But this is Au Sable fishing, not the Madison...We have lazy nocturnal Browns that hide all damn day up under under-cut banks, under logs, and wood piles...Sulky they are! This is why I have said that if a guy can consistently catch nice Browns on the Au Sable he will wet his pants when he gets to Montana...Out there, there is no place to hide...

I know this is a ramble, but somewhere in it all there is my answer to your question.

Spence


Oh...then there is getting up really early and being the first guy on the river and prospecting with a spinner that was around the night before, but that's another story...
"Even when my best efforts fail it's a satisfying challenge, and that, after all, is the essence of fly fishing." -Chauncy Lively

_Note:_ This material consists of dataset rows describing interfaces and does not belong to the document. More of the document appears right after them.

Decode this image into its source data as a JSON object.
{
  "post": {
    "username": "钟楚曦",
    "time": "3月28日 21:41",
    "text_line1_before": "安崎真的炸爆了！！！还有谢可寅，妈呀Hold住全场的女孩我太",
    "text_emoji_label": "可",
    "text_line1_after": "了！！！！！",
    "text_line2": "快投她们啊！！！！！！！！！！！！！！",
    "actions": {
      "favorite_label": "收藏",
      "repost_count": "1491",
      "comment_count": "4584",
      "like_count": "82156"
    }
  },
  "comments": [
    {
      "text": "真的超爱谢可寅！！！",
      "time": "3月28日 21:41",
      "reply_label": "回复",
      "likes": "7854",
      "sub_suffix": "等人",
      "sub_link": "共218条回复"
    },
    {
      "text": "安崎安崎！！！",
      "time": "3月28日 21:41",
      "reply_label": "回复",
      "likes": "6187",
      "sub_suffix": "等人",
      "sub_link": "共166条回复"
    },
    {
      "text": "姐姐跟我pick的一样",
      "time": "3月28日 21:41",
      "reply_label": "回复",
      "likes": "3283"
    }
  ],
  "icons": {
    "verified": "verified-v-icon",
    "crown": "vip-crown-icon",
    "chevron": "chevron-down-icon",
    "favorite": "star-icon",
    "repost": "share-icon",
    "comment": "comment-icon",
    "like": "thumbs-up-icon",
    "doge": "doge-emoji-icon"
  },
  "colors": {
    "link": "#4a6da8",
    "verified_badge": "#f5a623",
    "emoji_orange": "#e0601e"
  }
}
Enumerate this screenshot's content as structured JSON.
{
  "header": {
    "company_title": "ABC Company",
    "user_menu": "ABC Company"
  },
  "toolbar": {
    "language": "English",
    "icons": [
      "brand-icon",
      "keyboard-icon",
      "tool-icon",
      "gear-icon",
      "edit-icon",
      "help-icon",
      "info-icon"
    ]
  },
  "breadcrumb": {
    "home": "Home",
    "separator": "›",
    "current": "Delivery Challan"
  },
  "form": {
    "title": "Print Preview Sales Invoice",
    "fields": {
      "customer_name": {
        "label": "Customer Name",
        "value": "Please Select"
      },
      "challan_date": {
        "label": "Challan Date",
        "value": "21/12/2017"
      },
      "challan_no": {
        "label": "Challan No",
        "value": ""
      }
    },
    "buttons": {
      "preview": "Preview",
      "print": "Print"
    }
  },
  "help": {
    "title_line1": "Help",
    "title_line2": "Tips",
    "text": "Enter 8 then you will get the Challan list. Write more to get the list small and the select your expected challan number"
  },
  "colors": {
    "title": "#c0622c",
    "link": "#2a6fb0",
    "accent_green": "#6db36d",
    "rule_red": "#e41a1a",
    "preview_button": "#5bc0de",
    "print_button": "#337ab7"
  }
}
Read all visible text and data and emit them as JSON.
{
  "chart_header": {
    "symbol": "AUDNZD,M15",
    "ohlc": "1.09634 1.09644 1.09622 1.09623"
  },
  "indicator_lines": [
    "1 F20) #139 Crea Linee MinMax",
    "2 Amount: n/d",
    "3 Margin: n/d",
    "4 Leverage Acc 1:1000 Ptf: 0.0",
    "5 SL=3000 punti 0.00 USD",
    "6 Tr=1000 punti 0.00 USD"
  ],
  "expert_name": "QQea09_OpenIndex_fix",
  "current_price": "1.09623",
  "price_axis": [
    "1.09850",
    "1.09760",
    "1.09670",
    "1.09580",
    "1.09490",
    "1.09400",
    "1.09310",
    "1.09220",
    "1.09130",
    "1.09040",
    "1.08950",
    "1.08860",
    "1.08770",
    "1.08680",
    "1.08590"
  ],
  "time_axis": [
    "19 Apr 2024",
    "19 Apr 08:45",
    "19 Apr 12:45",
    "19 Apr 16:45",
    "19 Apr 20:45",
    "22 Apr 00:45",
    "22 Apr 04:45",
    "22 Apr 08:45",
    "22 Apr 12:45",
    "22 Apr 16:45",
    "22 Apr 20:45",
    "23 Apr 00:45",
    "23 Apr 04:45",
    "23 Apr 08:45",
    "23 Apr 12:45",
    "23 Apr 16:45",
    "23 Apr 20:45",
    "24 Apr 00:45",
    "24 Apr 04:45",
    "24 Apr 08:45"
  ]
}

"Envy not the man who lives beside the river, but the man the river flows through." Joseph T Heywood
Jmd123
Jmd123's profile picture
Oscoda, MI

Posts: 2474
Jmd123 on Jun 9, 2016June 9th, 2016, 12:00 pm EDT
"You can "pound up" a willing trout with a dry fly without ever seeing it rise. Some fish may be looking for a meal, or they were stimulated to feed when you presented your offering. Think attractor patterns...They are designed to get the fishes attention and are "in the ballpark" in terms of something a trout would eat."

Extremely true, Spence. I catch plenty of fish on my home waters that are not actively rising but will go for an Elkhair caddis, Adams, Royal Wulff, etc. My latest "secret weapon" is a #10 cricket pattern, which is not only tearing up the brookies now at [REDACTED] Pond but got three browns for me on the Rifle last week. The reason I tried this pattern? I have been hearing crickets singing at night, seems awfully early but they're there, and apparently fish like them too. I am thinking of it as "pre-hopper" fishing...

Jonathon
No matter how big the one you just caught is, there's always a bigger one out there somewhere...

Quick Reply

Related Discussions

Topic
Replies
Last Reply
4
Oct 28, 2011
by Sayfu
Troutnut.com is copyright © 2004-2024 (email Jason). privacy policy